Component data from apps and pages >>

------------

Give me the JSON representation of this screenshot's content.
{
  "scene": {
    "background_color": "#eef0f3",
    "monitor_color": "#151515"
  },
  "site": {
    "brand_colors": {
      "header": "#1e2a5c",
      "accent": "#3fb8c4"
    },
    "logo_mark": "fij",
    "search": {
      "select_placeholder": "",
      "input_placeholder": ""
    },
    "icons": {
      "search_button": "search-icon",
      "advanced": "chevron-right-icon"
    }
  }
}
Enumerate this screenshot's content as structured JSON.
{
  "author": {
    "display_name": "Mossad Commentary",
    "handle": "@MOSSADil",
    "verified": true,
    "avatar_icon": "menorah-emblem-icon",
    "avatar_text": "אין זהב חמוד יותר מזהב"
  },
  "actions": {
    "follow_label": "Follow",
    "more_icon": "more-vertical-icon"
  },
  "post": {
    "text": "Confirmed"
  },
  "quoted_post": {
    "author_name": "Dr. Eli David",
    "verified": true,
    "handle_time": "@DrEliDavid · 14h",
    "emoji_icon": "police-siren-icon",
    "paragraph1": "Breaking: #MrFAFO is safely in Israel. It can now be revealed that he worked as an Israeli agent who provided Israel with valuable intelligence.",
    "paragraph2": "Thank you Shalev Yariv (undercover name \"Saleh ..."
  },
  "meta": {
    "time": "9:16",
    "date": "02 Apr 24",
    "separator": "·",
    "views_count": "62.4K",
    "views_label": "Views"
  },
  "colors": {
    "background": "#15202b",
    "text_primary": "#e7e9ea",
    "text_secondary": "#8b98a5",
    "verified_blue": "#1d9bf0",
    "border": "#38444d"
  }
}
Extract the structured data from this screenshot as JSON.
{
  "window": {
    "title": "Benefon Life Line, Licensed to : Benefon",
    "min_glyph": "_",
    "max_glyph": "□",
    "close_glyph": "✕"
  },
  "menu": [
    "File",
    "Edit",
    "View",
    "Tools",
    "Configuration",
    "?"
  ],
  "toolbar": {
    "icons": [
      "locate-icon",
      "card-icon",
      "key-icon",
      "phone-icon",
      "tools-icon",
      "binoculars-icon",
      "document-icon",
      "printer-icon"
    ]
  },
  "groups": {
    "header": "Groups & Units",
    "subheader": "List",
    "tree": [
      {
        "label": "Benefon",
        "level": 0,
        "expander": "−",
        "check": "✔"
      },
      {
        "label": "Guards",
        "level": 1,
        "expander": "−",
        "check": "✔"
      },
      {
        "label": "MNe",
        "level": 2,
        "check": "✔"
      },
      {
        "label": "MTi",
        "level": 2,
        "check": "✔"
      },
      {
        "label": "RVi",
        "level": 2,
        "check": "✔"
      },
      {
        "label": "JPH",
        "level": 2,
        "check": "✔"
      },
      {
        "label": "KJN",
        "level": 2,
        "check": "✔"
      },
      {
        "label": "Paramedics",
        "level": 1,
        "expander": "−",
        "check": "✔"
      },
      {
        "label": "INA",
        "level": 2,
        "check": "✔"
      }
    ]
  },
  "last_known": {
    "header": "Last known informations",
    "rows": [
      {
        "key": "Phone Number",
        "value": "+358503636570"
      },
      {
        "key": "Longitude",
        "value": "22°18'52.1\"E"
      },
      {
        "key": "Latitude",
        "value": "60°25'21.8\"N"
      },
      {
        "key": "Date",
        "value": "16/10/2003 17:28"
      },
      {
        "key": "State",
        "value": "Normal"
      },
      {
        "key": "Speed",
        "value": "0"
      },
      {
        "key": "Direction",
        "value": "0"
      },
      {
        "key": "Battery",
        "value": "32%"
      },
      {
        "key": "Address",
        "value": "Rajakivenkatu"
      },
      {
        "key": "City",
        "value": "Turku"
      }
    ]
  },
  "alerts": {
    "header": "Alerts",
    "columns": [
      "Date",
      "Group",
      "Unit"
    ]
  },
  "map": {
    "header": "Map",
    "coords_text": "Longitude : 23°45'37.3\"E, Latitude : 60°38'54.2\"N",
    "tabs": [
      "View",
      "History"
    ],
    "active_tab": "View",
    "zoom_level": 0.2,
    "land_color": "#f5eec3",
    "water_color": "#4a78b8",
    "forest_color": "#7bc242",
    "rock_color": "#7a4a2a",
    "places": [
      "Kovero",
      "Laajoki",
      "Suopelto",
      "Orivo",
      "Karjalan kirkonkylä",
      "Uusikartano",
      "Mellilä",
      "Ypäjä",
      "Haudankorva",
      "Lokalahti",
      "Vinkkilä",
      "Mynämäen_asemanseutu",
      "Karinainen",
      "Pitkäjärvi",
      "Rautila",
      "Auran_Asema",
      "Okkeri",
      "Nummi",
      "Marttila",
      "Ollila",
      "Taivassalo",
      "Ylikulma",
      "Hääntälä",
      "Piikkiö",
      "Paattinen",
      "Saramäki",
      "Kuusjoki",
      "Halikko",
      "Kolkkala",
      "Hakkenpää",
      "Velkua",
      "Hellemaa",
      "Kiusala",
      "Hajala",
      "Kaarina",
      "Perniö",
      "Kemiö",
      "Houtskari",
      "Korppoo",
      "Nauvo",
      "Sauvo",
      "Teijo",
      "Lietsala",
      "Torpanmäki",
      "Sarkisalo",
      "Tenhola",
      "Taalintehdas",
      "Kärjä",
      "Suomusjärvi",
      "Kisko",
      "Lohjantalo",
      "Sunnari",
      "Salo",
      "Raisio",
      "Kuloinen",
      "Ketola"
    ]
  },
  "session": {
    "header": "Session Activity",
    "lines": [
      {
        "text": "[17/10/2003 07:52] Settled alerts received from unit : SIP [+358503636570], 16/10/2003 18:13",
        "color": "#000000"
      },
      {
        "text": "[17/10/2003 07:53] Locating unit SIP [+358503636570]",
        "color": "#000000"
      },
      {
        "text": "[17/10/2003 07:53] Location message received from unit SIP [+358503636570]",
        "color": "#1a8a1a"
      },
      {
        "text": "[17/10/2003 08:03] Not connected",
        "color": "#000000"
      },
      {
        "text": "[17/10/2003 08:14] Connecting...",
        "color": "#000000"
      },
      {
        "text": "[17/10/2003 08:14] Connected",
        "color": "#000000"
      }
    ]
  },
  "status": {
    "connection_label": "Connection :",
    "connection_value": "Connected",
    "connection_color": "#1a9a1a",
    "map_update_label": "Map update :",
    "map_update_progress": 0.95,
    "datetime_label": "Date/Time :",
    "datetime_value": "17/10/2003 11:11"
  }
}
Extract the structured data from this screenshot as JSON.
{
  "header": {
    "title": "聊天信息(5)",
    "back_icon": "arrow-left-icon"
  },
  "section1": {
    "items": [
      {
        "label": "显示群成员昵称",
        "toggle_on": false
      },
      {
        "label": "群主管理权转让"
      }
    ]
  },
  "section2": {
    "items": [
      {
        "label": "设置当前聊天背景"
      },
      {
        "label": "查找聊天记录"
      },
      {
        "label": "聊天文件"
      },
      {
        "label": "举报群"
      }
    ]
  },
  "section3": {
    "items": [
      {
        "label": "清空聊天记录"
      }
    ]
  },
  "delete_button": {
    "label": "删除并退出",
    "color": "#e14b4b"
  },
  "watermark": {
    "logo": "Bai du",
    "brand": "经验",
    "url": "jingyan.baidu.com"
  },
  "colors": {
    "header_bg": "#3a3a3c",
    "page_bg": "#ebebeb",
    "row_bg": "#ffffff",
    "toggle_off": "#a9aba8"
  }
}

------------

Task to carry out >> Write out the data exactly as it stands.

Result below >>
Give me the JSON representation of this screenshot's content.
{
  "scene": {
    "background_color": "#eef0f3",
    "monitor_color": "#151515"
  },
  "site": {
    "brand_colors": {
      "header": "#1e2a5c",
      "accent": "#3fb8c4"
    },
    "logo_mark": "fij",
    "search": {
      "select_placeholder": "",
      "input_placeholder": ""
    },
    "icons": {
      "search_button": "search-icon",
      "advanced": "chevron-right-icon"
    }
  }
}
Enumerate this screenshot's content as structured JSON.
{
  "author": {
    "display_name": "Mossad Commentary",
    "handle": "@MOSSADil",
    "verified": true,
    "avatar_icon": "menorah-emblem-icon",
    "avatar_text": "אין זהב חמוד יותר מזהב"
  },
  "actions": {
    "follow_label": "Follow",
    "more_icon": "more-vertical-icon"
  },
  "post": {
    "text": "Confirmed"
  },
  "quoted_post": {
    "author_name": "Dr. Eli David",
    "verified": true,
    "handle_time": "@DrEliDavid · 14h",
    "emoji_icon": "police-siren-icon",
    "paragraph1": "Breaking: #MrFAFO is safely in Israel. It can now be revealed that he worked as an Israeli agent who provided Israel with valuable intelligence.",
    "paragraph2": "Thank you Shalev Yariv (undercover name \"Saleh ..."
  },
  "meta": {
    "time": "9:16",
    "date": "02 Apr 24",
    "separator": "·",
    "views_count": "62.4K",
    "views_label": "Views"
  },
  "colors": {
    "background": "#15202b",
    "text_primary": "#e7e9ea",
    "text_secondary": "#8b98a5",
    "verified_blue": "#1d9bf0",
    "border": "#38444d"
  }
}
Extract the structured data from this screenshot as JSON.
{
  "window": {
    "title": "Benefon Life Line, Licensed to : Benefon",
    "min_glyph": "_",
    "max_glyph": "□",
    "close_glyph": "✕"
  },
  "menu": [
    "File",
    "Edit",
    "View",
    "Tools",
    "Configuration",
    "?"
  ],
  "toolbar": {
    "icons": [
      "locate-icon",
      "card-icon",
      "key-icon",
      "phone-icon",
      "tools-icon",
      "binoculars-icon",
      "document-icon",
      "printer-icon"
    ]
  },
  "groups": {
    "header": "Groups & Units",
    "subheader": "List",
    "tree": [
      {
        "label": "Benefon",
        "level": 0,
        "expander": "−",
        "check": "✔"
      },
      {
        "label": "Guards",
        "level": 1,
        "expander": "−",
        "check": "✔"
      },
      {
        "label": "MNe",
        "level": 2,
        "check": "✔"
      },
      {
        "label": "MTi",
        "level": 2,
        "check": "✔"
      },
      {
        "label": "RVi",
        "level": 2,
        "check": "✔"
      },
      {
        "label": "JPH",
        "level": 2,
        "check": "✔"
      },
      {
        "label": "KJN",
        "level": 2,
        "check": "✔"
      },
      {
        "label": "Paramedics",
        "level": 1,
        "expander": "−",
        "check": "✔"
      },
      {
        "label": "INA",
        "level": 2,
        "check": "✔"
      }
    ]
  },
  "last_known": {
    "header": "Last known informations",
    "rows": [
      {
        "key": "Phone Number",
        "value": "+358503636570"
      },
      {
        "key": "Longitude",
        "value": "22°18'52.1\"E"
      },
      {
        "key": "Latitude",
        "value": "60°25'21.8\"N"
      },
      {
        "key": "Date",
        "value": "16/10/2003 17:28"
      },
      {
        "key": "State",
        "value": "Normal"
      },
      {
        "key": "Speed",
        "value": "0"
      },
      {
        "key": "Direction",
        "value": "0"
      },
      {
        "key": "Battery",
        "value": "32%"
      },
      {
        "key": "Address",
        "value": "Rajakivenkatu"
      },
      {
        "key": "City",
        "value": "Turku"
      }
    ]
  },
  "alerts": {
    "header": "Alerts",
    "columns": [
      "Date",
      "Group",
      "Unit"
    ]
  },
  "map": {
    "header": "Map",
    "coords_text": "Longitude : 23°45'37.3\"E, Latitude : 60°38'54.2\"N",
    "tabs": [
      "View",
      "History"
    ],
    "active_tab": "View",
    "zoom_level": 0.2,
    "land_color": "#f5eec3",
    "water_color": "#4a78b8",
    "forest_color": "#7bc242",
    "rock_color": "#7a4a2a",
    "places": [
      "Kovero",
      "Laajoki",
      "Suopelto",
      "Orivo",
      "Karjalan kirkonkylä",
      "Uusikartano",
      "Mellilä",
      "Ypäjä",
      "Haudankorva",
      "Lokalahti",
      "Vinkkilä",
      "Mynämäen_asemanseutu",
      "Karinainen",
      "Pitkäjärvi",
      "Rautila",
      "Auran_Asema",
      "Okkeri",
      "Nummi",
      "Marttila",
      "Ollila",
      "Taivassalo",
      "Ylikulma",
      "Hääntälä",
      "Piikkiö",
      "Paattinen",
      "Saramäki",
      "Kuusjoki",
      "Halikko",
      "Kolkkala",
      "Hakkenpää",
      "Velkua",
      "Hellemaa",
      "Kiusala",
      "Hajala",
      "Kaarina",
      "Perniö",
      "Kemiö",
      "Houtskari",
      "Korppoo",
      "Nauvo",
      "Sauvo",
      "Teijo",
      "Lietsala",
      "Torpanmäki",
      "Sarkisalo",
      "Tenhola",
      "Taalintehdas",
      "Kärjä",
      "Suomusjärvi",
      "Kisko",
      "Lohjantalo",
      "Sunnari",
      "Salo",
      "Raisio",
      "Kuloinen",
      "Ketola"
    ]
  },
  "session": {
    "header": "Session Activity",
    "lines": [
      {
        "text": "[17/10/2003 07:52] Settled alerts received from unit : SIP [+358503636570], 16/10/2003 18:13",
        "color": "#000000"
      },
      {
        "text": "[17/10/2003 07:53] Locating unit SIP [+358503636570]",
        "color": "#000000"
      },
      {
        "text": "[17/10/2003 07:53] Location message received from unit SIP [+358503636570]",
        "color": "#1a8a1a"
      },
      {
        "text": "[17/10/2003 08:03] Not connected",
        "color": "#000000"
      },
      {
        "text": "[17/10/2003 08:14] Connecting...",
        "color": "#000000"
      },
      {
        "text": "[17/10/2003 08:14] Connected",
        "color": "#000000"
      }
    ]
  },
  "status": {
    "connection_label": "Connection :",
    "connection_value": "Connected",
    "connection_color": "#1a9a1a",
    "map_update_label": "Map update :",
    "map_update_progress": 0.95,
    "datetime_label": "Date/Time :",
    "datetime_value": "17/10/2003 11:11"
  }
}
Extract the structured data from this screenshot as JSON.
{
  "header": {
    "title": "聊天信息(5)",
    "back_icon": "arrow-left-icon"
  },
  "section1": {
    "items": [
      {
        "label": "显示群成员昵称",
        "toggle_on": false
      },
      {
        "label": "群主管理权转让"
      }
    ]
  },
  "section2": {
    "items": [
      {
        "label": "设置当前聊天背景"
      },
      {
        "label": "查找聊天记录"
      },
      {
        "label": "聊天文件"
      },
      {
        "label": "举报群"
      }
    ]
  },
  "section3": {
    "items": [
      {
        "label": "清空聊天记录"
      }
    ]
  },
  "delete_button": {
    "label": "删除并退出",
    "color": "#e14b4b"
  },
  "watermark": {
    "logo": "Bai du",
    "brand": "经验",
    "url": "jingyan.baidu.com"
  },
  "colors": {
    "header_bg": "#3a3a3c",
    "page_bg": "#ebebeb",
    "row_bg": "#ffffff",
    "toggle_off": "#a9aba8"
  }
}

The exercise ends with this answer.